MS-13 Involved in N.J. Slayings

By Jon Feere on September 18, 2008

Last year, Newark city officials downplayed the immigration and gang connections in the brutal execution-style slayings of three New Jersey students. Terrance Aeriel, 18, Dashon Harvey, 20, and Iofemi Hightower, 20, were lined up against a schoolyard wall and shot in the back of the head. A fourth victim, Natasha Aeriel, survived after being sexually assaulted and shot in the face.

On Monday, a New Jersey grand jury indicted the following suspects on murder, attempted murder, robbery, and weapons offenses: Alexander Alfaro, 17; Shahid Baskerville, 16; Jose Lachira Carranza, 29; Rodolfo Godinez, 25; Gerardo Gomez, 16; and Melvin Jovel, 19.

State prosecutors now say the following: “Certainly there was a strong gang component underlying each of these crimes.” The gang cited is the violent and rapidly-expanding MS-13, a gang made up largely of illegal aliens.

At least one of those indicted, Jose Lachira Carranza, has been confirmed to be an illegal alien. At the time of the killings, he was out on bail stemming from earlier charges of assault and child rape. His suspected involvement in the schoolyard slayings prompted the N.J. Attorney General to overhaul bail policies for illegal aliens. Other states should follow New Jersey’s lead and rethink illegal alien bail policies before brutal killings like these take place in their jurisdictions.

It is important to think about the way MS-13 operates; the eldest members call the shots and direct the younger members of the gang to conduct much of the criminal activity. Carranza was the eldest of the suspects and very likely the leader in this crime. While it’s just speculation, odds are that had Carranza been deported, the schoolyard slayings might never have taken place.

State involvement in the crackdown on illegal immigration is important for schoolyard safety, generally. MS-13 is known to commit brutal violence for the purposes of threatening youths to join their ranks; schoolyards are MS-13’s primary recruitment locales.

State officials nationwide have a choice to make. They can reduce gang crime by assisting federal immigration agencies with enforcement measures, or they can turn their backs on immigration law enforcement and make their state a haven for illegal-alien based gangs like MS-13.

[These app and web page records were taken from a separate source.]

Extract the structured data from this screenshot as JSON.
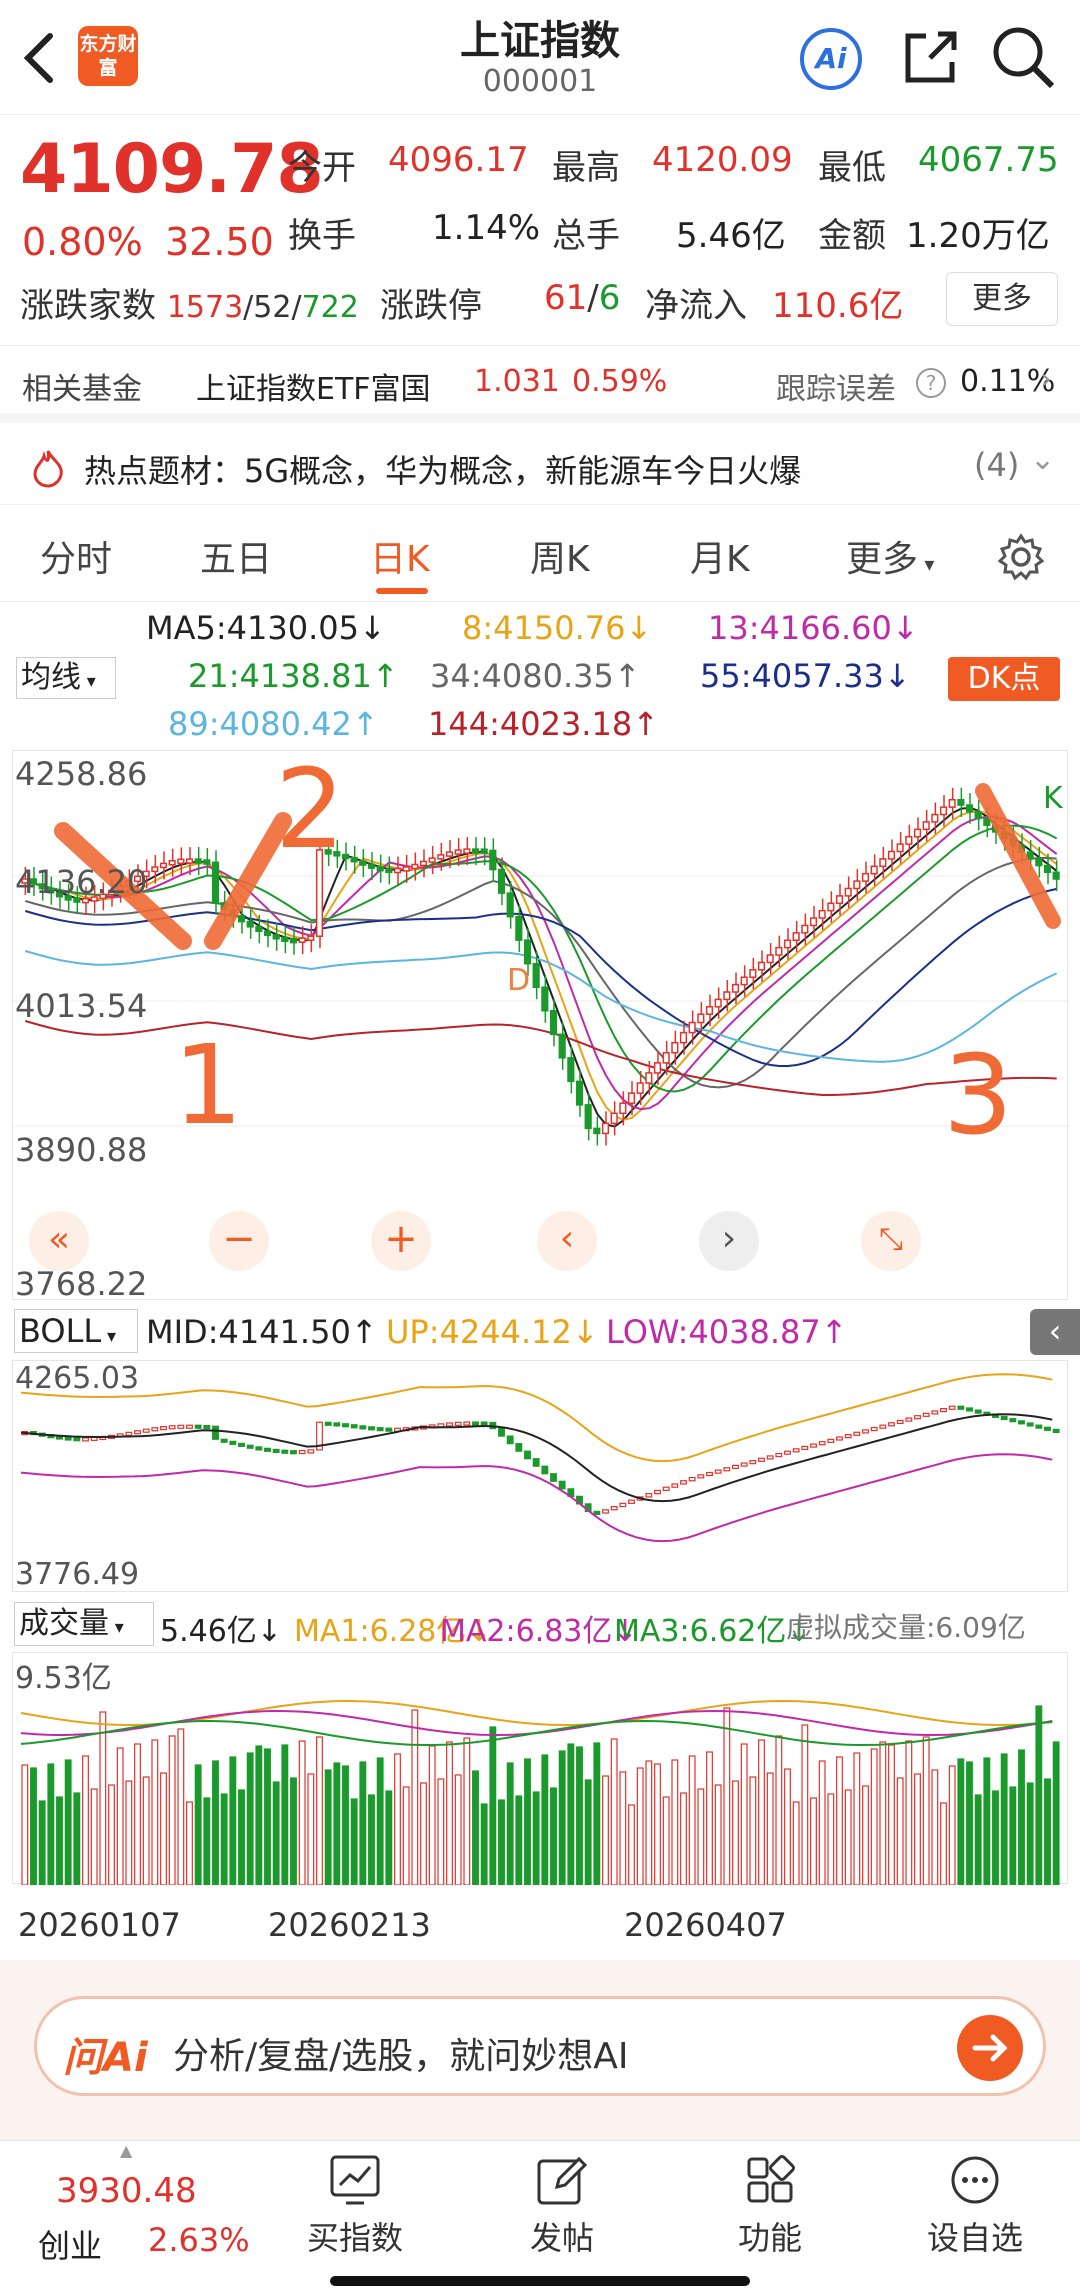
{
  "header": {
    "title": "上证指数",
    "code": "000001",
    "logo": "东方财富",
    "ai": "Ai"
  },
  "quote": {
    "price": "4109.78",
    "pct": "0.80%",
    "chg": "32.50",
    "open_l": "今开",
    "open": "4096.17",
    "high_l": "最高",
    "high": "4120.09",
    "low_l": "最低",
    "low": "4067.75",
    "turn_l": "换手",
    "turn": "1.14%",
    "vol_l": "总手",
    "vol": "5.46亿",
    "amt_l": "金额",
    "amt": "1.20万亿",
    "adv_l": "涨跌家数",
    "adv_up": "1573",
    "adv_flat": "52",
    "adv_dn": "722",
    "limit_l": "涨跌停",
    "limit_up": "61",
    "limit_dn": "6",
    "flow_l": "净流入",
    "flow": "110.6亿",
    "more": "更多"
  },
  "fund": {
    "label": "相关基金",
    "name": "上证指数ETF富国",
    "price": "1.031",
    "pct": "0.59%",
    "err_l": "跟踪误差",
    "err": "0.11%"
  },
  "hot": {
    "text": "热点题材：5G概念，华为概念，新能源车今日火爆",
    "count": "(4)"
  },
  "tabs": [
    "分时",
    "五日",
    "日K",
    "周K",
    "月K",
    "更多"
  ],
  "ma": {
    "select": "均线",
    "dk": "DK点",
    "ma5": "MA5:4130.05↓",
    "ma8": "8:4150.76↓",
    "ma13": "13:4166.60↓",
    "ma21": "21:4138.81↑",
    "ma34": "34:4080.35↑",
    "ma55": "55:4057.33↓",
    "ma89": "89:4080.42↑",
    "ma144": "144:4023.18↑"
  },
  "kaxis": [
    "4258.86",
    "4136.20",
    "4013.54",
    "3890.88",
    "3768.22"
  ],
  "boll": {
    "select": "BOLL",
    "mid": "MID:4141.50↑",
    "up": "UP:4244.12↓",
    "low": "LOW:4038.87↑",
    "top": "4265.03",
    "bottom": "3776.49"
  },
  "volbar": {
    "select": "成交量",
    "cur": "5.46亿↓",
    "ma1": "MA1:6.28亿↓",
    "ma2": "MA2:6.83亿↓",
    "ma3": "MA3:6.62亿↓",
    "virt": "虚拟成交量:6.09亿",
    "top": "9.53亿"
  },
  "dates": [
    "20260107",
    "20260213",
    "20260407"
  ],
  "annot": {
    "n1": "1",
    "n2": "2",
    "n3": "3",
    "mark_d": "D",
    "mark_k": "K"
  },
  "ai": {
    "logo": "问Ai",
    "placeholder": "分析/复盘/选股，就问妙想AI"
  },
  "bottom": {
    "cy_price": "3930.48",
    "cy_name": "创业",
    "cy_pct": "2.63%",
    "b1": "买指数",
    "b2": "发帖",
    "b3": "功能",
    "b4": "设自选"
  },
  "colors": {
    "up": "#e0322b",
    "down": "#1a9a2a",
    "accent": "#f05a23"
  }
}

The Center for Immigration studies will address the nexus between gangs and immigration in a forthcoming report authored by Jessica Vaughan and myself.